---------- RECORDS TO USE

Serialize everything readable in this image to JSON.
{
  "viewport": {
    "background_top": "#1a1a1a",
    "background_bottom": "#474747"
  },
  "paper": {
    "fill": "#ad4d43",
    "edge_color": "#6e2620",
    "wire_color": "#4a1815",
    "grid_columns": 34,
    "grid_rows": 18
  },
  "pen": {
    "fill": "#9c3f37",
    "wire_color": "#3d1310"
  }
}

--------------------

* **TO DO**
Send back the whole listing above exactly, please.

* **OUTPUT FOR THIS EXERCISE**
Serialize everything readable in this image to JSON.
{
  "viewport": {
    "background_top": "#1a1a1a",
    "background_bottom": "#474747"
  },
  "paper": {
    "fill": "#ad4d43",
    "edge_color": "#6e2620",
    "wire_color": "#4a1815",
    "grid_columns": 34,
    "grid_rows": 18
  },
  "pen": {
    "fill": "#9c3f37",
    "wire_color": "#3d1310"
  }
}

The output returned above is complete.